◆ The problem ◆
Here are some entries. Repeat all of them exactly.

◆ Records drawn from a dataset ◆
☆ ☆ ☆

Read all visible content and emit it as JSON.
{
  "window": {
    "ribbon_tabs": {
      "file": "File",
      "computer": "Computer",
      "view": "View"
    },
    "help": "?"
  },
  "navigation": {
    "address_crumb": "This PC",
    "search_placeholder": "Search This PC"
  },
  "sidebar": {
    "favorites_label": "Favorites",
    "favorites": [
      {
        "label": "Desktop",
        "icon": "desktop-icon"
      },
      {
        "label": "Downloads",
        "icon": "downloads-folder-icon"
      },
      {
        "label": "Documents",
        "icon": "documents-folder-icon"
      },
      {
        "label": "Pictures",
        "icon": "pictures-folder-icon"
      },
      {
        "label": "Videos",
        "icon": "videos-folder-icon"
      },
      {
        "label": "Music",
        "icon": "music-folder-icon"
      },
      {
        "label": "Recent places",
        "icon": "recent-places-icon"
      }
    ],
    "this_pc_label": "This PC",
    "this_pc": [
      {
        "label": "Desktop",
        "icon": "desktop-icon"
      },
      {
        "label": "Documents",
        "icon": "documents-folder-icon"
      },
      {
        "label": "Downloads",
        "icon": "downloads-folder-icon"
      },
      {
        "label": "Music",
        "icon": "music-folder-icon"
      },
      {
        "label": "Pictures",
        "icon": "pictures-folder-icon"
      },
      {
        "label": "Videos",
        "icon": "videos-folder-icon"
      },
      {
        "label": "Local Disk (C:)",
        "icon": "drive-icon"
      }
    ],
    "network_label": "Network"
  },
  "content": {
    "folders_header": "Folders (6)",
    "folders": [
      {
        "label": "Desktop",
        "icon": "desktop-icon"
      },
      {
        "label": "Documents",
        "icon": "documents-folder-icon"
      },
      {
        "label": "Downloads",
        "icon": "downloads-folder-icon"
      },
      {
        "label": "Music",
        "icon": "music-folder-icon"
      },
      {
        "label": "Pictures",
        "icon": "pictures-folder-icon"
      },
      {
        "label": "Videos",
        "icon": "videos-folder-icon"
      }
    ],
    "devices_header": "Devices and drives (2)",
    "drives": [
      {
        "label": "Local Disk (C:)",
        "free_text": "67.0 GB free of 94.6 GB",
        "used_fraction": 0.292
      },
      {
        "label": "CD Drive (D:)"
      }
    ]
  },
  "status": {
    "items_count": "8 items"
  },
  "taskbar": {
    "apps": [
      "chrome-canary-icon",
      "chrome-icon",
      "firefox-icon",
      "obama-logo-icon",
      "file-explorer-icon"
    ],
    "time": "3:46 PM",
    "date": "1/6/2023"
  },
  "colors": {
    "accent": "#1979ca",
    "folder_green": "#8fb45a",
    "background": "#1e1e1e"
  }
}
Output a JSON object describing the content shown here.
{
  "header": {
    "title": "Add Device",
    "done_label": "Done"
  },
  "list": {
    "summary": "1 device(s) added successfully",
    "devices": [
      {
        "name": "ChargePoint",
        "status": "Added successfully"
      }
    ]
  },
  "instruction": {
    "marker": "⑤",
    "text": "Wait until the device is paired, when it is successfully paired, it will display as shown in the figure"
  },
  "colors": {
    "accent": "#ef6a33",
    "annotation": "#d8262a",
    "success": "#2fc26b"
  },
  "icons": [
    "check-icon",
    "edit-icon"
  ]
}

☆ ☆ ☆

◆ Problem solution ◆
Read all visible content and emit it as JSON.
{
  "window": {
    "ribbon_tabs": {
      "file": "File",
      "computer": "Computer",
      "view": "View"
    },
    "help": "?"
  },
  "navigation": {
    "address_crumb": "This PC",
    "search_placeholder": "Search This PC"
  },
  "sidebar": {
    "favorites_label": "Favorites",
    "favorites": [
      {
        "label": "Desktop",
        "icon": "desktop-icon"
      },
      {
        "label": "Downloads",
        "icon": "downloads-folder-icon"
      },
      {
        "label": "Documents",
        "icon": "documents-folder-icon"
      },
      {
        "label": "Pictures",
        "icon": "pictures-folder-icon"
      },
      {
        "label": "Videos",
        "icon": "videos-folder-icon"
      },
      {
        "label": "Music",
        "icon": "music-folder-icon"
      },
      {
        "label": "Recent places",
        "icon": "recent-places-icon"
      }
    ],
    "this_pc_label": "This PC",
    "this_pc": [
      {
        "label": "Desktop",
        "icon": "desktop-icon"
      },
      {
        "label": "Documents",
        "icon": "documents-folder-icon"
      },
      {
        "label": "Downloads",
        "icon": "downloads-folder-icon"
      },
      {
        "label": "Music",
        "icon": "music-folder-icon"
      },
      {
        "label": "Pictures",
        "icon": "pictures-folder-icon"
      },
      {
        "label": "Videos",
        "icon": "videos-folder-icon"
      },
      {
        "label": "Local Disk (C:)",
        "icon": "drive-icon"
      }
    ],
    "network_label": "Network"
  },
  "content": {
    "folders_header": "Folders (6)",
    "folders": [
      {
        "label": "Desktop",
        "icon": "desktop-icon"
      },
      {
        "label": "Documents",
        "icon": "documents-folder-icon"
      },
      {
        "label": "Downloads",
        "icon": "downloads-folder-icon"
      },
      {
        "label": "Music",
        "icon": "music-folder-icon"
      },
      {
        "label": "Pictures",
        "icon": "pictures-folder-icon"
      },
      {
        "label": "Videos",
        "icon": "videos-folder-icon"
      }
    ],
    "devices_header": "Devices and drives (2)",
    "drives": [
      {
        "label": "Local Disk (C:)",
        "free_text": "67.0 GB free of 94.6 GB",
        "used_fraction": 0.292
      },
      {
        "label": "CD Drive (D:)"
      }
    ]
  },
  "status": {
    "items_count": "8 items"
  },
  "taskbar": {
    "apps": [
      "chrome-canary-icon",
      "chrome-icon",
      "firefox-icon",
      "obama-logo-icon",
      "file-explorer-icon"
    ],
    "time": "3:46 PM",
    "date": "1/6/2023"
  },
  "colors": {
    "accent": "#1979ca",
    "folder_green": "#8fb45a",
    "background": "#1e1e1e"
  }
}
Output a JSON object describing the content shown here.
{
  "header": {
    "title": "Add Device",
    "done_label": "Done"
  },
  "list": {
    "summary": "1 device(s) added successfully",
    "devices": [
      {
        "name": "ChargePoint",
        "status": "Added successfully"
      }
    ]
  },
  "instruction": {
    "marker": "⑤",
    "text": "Wait until the device is paired, when it is successfully paired, it will display as shown in the figure"
  },
  "colors": {
    "accent": "#ef6a33",
    "annotation": "#d8262a",
    "success": "#2fc26b"
  },
  "icons": [
    "check-icon",
    "edit-icon"
  ]
}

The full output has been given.